Description of the task — Match the string "What" against each line below, and copy every line that matches.

Data about app and page elements:
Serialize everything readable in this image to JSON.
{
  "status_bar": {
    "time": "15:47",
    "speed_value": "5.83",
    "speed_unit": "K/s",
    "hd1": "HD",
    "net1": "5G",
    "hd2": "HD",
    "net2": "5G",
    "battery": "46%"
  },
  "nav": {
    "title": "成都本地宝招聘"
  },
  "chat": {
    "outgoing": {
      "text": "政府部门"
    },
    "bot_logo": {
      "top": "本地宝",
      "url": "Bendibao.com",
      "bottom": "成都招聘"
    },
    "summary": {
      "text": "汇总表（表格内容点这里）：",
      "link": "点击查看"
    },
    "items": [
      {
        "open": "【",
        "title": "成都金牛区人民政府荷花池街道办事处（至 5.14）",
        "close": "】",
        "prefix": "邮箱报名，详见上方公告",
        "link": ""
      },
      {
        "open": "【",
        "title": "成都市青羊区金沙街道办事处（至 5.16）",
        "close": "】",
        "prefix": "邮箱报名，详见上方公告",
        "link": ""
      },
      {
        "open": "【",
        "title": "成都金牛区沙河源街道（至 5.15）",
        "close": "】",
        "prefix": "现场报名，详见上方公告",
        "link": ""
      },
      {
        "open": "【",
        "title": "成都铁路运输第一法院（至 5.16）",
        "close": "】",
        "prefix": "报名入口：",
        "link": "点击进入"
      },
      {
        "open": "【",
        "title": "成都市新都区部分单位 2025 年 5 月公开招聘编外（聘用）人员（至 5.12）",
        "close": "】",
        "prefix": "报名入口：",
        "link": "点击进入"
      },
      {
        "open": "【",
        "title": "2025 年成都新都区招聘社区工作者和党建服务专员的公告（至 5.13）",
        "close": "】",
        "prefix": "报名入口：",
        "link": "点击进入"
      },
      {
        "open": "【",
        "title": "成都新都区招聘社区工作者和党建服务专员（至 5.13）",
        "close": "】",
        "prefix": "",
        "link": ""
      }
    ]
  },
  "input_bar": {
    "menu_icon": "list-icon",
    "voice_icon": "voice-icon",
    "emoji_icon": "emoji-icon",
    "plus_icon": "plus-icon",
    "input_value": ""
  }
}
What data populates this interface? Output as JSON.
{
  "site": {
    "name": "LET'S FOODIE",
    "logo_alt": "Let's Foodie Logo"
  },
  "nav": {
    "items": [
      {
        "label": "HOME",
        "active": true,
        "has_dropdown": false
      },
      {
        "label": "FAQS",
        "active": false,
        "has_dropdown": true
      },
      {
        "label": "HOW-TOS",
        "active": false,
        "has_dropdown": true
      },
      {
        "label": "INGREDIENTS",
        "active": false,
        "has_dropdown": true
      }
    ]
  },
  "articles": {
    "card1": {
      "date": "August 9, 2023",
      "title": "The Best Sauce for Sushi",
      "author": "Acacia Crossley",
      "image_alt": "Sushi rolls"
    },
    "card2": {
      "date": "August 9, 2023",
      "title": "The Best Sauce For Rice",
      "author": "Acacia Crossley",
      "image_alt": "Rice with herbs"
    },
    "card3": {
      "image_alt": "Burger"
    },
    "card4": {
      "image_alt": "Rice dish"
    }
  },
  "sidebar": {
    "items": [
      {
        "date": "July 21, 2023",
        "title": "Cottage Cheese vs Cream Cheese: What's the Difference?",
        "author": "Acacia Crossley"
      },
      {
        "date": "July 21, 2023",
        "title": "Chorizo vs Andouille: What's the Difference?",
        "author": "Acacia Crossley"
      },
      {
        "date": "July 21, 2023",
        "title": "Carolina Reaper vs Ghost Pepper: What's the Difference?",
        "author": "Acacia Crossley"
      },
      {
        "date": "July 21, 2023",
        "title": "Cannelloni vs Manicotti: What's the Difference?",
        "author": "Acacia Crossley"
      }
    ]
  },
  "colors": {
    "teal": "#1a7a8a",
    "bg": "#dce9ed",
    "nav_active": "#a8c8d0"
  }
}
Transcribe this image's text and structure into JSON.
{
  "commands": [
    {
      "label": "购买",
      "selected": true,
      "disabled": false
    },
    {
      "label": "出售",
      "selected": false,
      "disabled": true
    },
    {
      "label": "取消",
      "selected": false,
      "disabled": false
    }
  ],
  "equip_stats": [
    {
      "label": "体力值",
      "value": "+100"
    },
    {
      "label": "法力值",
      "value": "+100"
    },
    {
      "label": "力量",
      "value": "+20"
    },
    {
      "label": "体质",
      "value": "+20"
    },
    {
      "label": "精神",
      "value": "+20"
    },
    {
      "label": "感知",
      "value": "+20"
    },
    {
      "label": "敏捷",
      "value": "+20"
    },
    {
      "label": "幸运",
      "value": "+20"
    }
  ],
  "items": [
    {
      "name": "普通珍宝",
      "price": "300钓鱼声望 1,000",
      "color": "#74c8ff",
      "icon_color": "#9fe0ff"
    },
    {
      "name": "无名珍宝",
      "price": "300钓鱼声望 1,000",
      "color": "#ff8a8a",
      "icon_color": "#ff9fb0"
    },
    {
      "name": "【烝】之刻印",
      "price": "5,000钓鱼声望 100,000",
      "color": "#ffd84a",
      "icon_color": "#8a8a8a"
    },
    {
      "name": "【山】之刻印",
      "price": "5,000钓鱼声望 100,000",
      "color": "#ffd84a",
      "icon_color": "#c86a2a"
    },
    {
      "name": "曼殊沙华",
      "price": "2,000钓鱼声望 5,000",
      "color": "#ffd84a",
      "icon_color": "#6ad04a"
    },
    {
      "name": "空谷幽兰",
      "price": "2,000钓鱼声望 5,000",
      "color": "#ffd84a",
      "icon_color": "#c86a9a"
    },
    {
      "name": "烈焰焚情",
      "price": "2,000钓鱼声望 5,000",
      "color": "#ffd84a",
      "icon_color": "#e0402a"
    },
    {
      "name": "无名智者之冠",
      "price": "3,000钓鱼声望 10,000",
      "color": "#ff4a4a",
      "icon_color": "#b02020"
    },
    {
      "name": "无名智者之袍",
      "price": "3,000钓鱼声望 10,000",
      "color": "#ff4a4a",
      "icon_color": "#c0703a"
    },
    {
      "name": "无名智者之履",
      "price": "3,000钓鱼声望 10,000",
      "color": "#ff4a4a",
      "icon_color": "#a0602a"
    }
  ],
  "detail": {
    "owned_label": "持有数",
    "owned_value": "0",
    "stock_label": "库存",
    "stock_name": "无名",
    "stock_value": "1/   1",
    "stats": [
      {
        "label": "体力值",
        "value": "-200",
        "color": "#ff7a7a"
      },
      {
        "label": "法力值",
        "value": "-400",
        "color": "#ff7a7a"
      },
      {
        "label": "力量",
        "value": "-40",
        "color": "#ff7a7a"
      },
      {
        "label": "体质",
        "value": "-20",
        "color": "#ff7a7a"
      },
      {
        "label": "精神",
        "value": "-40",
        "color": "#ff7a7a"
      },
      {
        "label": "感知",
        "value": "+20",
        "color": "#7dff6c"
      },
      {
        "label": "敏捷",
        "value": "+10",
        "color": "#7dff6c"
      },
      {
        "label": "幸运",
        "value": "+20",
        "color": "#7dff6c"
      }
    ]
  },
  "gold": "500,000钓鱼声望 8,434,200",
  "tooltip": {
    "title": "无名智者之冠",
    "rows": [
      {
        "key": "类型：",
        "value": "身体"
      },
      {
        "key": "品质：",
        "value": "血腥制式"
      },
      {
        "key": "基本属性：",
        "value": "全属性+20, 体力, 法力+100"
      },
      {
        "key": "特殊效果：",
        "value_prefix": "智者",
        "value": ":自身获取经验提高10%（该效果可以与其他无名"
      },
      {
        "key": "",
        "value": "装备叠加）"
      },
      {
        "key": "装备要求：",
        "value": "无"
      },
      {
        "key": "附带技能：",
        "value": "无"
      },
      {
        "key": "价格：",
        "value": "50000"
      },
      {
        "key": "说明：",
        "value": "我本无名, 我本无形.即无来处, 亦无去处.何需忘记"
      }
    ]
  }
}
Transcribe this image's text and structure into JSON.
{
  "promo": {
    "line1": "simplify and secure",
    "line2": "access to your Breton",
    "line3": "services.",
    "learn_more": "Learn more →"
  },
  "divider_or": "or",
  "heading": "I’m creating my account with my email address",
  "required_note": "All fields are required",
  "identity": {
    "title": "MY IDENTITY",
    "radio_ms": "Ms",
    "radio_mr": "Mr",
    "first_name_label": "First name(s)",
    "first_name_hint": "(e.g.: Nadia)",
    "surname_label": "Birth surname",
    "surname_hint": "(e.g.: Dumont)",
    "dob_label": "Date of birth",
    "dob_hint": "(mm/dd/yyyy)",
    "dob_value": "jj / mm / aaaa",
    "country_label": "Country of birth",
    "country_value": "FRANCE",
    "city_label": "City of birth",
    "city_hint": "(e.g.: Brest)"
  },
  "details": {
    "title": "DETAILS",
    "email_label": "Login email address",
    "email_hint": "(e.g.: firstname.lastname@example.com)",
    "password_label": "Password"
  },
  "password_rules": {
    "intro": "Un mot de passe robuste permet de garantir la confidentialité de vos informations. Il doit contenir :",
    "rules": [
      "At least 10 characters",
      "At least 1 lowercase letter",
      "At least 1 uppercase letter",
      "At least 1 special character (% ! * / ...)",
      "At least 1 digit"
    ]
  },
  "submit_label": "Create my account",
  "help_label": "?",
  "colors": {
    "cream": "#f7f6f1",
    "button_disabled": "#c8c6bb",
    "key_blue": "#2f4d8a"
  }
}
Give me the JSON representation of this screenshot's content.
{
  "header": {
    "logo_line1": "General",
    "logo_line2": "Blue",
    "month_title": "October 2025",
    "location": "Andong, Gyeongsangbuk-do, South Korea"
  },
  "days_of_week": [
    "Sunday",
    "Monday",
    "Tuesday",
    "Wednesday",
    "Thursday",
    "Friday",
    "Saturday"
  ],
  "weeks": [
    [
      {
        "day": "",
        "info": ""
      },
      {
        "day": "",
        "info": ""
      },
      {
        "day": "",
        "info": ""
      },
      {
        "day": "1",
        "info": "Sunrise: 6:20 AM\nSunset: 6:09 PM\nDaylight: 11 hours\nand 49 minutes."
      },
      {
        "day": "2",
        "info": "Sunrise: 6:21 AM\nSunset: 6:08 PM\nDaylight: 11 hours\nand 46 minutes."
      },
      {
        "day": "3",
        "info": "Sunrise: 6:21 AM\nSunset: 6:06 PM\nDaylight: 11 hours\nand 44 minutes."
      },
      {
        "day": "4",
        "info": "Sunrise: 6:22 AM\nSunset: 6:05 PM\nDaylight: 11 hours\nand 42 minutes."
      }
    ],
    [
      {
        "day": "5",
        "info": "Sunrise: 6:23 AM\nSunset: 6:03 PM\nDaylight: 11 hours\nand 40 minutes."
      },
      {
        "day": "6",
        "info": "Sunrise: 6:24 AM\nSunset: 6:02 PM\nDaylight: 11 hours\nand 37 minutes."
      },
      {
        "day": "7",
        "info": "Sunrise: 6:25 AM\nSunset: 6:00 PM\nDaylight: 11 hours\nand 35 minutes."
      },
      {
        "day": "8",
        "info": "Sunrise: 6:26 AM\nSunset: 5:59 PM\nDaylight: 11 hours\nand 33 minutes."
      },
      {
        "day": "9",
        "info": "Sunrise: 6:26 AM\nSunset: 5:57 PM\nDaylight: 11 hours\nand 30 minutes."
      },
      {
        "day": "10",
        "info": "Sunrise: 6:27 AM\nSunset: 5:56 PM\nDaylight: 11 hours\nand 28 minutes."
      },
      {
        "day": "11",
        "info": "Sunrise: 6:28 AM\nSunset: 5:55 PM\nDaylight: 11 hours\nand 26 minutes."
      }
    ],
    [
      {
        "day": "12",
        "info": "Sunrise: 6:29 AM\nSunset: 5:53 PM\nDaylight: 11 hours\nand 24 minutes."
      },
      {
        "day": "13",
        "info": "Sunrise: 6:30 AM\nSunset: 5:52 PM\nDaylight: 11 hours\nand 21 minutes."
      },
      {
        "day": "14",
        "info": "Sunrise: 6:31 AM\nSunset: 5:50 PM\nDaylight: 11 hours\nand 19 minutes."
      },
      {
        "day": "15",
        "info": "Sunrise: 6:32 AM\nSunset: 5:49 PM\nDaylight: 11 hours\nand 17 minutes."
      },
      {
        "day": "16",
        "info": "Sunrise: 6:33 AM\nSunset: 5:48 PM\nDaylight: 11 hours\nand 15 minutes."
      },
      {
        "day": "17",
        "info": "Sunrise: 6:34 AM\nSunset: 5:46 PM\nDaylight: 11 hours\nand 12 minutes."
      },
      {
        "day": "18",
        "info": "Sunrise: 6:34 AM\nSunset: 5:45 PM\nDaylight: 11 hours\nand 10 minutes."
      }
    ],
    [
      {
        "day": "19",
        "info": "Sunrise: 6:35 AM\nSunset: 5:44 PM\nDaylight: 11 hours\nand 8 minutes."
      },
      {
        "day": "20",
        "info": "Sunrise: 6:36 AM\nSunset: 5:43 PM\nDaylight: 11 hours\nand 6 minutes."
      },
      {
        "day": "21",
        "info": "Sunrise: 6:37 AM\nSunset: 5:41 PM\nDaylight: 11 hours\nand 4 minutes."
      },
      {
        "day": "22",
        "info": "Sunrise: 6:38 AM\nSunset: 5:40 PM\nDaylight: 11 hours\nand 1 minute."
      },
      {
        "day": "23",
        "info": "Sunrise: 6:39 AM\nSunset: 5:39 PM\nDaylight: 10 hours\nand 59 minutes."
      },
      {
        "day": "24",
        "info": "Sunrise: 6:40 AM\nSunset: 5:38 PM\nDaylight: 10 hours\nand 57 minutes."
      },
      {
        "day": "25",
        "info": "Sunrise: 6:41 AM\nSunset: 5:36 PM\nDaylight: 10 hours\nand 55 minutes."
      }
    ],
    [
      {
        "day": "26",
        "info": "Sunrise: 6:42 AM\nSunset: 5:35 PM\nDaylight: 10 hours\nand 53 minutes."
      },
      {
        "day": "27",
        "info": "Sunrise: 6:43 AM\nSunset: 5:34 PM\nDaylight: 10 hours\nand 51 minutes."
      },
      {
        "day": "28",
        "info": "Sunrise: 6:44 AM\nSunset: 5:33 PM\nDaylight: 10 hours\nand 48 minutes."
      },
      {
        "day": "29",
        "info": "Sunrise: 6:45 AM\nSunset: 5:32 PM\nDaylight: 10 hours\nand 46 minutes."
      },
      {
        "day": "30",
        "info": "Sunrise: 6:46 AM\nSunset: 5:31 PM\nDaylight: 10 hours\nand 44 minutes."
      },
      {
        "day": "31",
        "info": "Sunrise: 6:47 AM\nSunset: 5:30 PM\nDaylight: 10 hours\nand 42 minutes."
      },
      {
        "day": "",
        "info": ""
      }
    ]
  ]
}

Result of this exercise —
What data populates this interface? Output as JSON.
        "title": "Cottage Cheese vs Cream Cheese: What's the Difference?",
        "title": "Chorizo vs Andouille: What's the Difference?",
        "title": "Carolina Reaper vs Ghost Pepper: What's the Difference?",
        "title": "Cannelloni vs Manicotti: What's the Difference?",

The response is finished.